The Romanian filmmaker behind the Palme d’Or winning 4 Months, 3 Weeks and 2 Days returns with Graduation, which explores the intersection of corruption, family, education, generational ideals when a father attempts to secure the best academic future for his daughter through ethically compromised means that ratchet up tension in an increasingly thrilling narrative.
The Austrian filmmaker, who regularly works in the documentary mode, discusses The Dreamed Ones, a narrative film that metatextually stages the correspondences between authors Paul Celan and Ingeborg Bachmann during their romance.
The Portuguese filmmaker tells us about his latest: a quasi-western shot in anamorphic widescreen following one man’s bird watching trip through the pressures of nature, mysterious cultural rites, and a bricolage of mythologies that transform him.
The Berlin School filmmaker returns with The Dreamed Path, the story of two couples’ relationships in two different time periods, presented in minimal, emotionally charged scenes that are linked intuitively – even mysteriously – across the two paths.
The legendary American filmmaker, critic and artist Jonas Mekas discusses I Had Nowhere to Go, his provocative collaboration with Turner Prize-winning artist and filmmaker Douglas Gordon that is based upon Mekas’ diaries beginning in World War II.
The Belgian director discusses Alléluia, starring Laurent Lucas and Lola Dueñas, based on the same true story as The Honeymoon Killers, and the final chapter of his horror trilogy that contains Calvaire and Alléluia.
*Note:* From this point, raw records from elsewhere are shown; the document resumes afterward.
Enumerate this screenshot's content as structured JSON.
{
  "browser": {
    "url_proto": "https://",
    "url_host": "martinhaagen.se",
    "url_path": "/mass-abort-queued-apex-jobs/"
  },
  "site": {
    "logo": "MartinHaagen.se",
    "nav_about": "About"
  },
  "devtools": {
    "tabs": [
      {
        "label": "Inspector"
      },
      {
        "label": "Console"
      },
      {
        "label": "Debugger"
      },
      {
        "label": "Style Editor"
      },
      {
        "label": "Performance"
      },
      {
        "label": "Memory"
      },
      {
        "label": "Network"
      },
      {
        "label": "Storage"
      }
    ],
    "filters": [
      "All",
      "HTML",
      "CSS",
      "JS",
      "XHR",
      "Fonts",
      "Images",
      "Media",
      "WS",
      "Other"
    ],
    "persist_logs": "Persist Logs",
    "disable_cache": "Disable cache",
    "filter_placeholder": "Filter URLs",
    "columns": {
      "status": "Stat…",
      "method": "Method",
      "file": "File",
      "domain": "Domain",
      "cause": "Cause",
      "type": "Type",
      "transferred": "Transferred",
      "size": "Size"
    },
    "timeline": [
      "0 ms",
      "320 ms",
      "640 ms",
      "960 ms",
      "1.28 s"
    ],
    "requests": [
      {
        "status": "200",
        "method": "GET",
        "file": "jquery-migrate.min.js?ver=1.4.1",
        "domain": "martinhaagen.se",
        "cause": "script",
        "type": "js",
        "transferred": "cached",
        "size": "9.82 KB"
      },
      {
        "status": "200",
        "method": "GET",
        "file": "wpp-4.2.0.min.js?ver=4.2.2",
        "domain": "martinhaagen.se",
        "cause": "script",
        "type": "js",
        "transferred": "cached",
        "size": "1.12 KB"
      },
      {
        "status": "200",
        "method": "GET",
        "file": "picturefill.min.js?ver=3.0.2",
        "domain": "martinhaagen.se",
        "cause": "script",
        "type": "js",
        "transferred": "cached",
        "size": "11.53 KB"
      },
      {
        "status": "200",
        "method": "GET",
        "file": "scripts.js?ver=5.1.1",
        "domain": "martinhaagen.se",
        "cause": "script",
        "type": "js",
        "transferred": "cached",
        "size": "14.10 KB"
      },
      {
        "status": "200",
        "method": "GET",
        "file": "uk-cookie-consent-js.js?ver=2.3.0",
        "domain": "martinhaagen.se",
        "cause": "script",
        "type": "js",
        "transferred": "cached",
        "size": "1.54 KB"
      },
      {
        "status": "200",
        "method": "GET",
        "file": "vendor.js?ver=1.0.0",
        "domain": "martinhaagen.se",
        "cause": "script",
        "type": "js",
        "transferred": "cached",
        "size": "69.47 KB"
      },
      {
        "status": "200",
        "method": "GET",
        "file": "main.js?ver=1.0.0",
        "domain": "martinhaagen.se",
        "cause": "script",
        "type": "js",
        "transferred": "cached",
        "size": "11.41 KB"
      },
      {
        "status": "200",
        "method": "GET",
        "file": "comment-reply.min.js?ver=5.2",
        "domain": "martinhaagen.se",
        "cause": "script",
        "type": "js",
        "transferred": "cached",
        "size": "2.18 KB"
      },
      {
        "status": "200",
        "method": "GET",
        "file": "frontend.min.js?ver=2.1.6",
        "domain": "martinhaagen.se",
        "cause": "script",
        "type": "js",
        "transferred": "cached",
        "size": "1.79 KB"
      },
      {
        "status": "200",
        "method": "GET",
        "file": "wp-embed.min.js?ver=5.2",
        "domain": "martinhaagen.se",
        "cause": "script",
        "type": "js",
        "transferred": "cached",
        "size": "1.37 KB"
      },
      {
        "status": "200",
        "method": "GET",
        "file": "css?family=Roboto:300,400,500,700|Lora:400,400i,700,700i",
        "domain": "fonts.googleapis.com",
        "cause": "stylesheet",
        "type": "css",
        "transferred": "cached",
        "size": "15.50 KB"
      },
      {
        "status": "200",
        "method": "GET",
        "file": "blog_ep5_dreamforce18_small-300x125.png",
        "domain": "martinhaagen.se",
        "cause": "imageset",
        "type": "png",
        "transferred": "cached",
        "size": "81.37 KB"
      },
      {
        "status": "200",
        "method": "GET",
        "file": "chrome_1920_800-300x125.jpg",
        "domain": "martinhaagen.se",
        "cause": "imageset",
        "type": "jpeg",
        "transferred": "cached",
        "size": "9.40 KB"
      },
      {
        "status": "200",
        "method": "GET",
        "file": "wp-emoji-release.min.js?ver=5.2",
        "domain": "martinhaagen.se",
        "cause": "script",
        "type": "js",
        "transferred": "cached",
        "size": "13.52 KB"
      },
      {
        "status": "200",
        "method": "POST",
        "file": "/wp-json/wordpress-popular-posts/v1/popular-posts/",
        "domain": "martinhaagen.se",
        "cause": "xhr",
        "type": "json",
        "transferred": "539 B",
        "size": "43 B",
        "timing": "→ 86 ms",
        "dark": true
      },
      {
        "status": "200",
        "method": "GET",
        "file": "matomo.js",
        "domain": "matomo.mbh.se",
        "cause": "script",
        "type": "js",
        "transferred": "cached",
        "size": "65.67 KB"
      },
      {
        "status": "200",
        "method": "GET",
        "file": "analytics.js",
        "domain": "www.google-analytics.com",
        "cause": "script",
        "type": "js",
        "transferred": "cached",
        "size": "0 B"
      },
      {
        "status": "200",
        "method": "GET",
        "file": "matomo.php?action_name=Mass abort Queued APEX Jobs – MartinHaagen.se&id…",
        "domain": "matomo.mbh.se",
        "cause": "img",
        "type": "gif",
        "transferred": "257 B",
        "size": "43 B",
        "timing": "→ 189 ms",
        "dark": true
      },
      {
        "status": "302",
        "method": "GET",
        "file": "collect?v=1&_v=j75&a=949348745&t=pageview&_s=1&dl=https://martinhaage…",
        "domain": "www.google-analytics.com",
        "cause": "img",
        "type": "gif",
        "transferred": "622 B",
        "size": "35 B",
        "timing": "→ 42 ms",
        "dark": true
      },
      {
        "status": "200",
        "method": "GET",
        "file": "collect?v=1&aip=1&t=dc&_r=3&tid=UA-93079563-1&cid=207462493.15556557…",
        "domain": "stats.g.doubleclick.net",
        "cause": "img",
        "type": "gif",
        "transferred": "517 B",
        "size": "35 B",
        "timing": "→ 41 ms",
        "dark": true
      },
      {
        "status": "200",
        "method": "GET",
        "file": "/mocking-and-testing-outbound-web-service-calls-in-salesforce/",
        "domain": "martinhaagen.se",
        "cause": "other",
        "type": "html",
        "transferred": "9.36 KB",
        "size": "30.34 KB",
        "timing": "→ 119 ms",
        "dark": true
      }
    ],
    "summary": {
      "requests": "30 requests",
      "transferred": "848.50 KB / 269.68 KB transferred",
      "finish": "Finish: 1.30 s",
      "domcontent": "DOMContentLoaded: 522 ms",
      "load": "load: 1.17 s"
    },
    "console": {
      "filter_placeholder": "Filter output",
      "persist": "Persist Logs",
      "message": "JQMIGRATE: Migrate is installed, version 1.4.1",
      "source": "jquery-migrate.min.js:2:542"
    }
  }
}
The director discusses his latest film, Manglehorn, starring Al Pacino, his work on commercials influencing his feature films, themes that recur through his work, and the difference between his indie films and those with bigger budgets.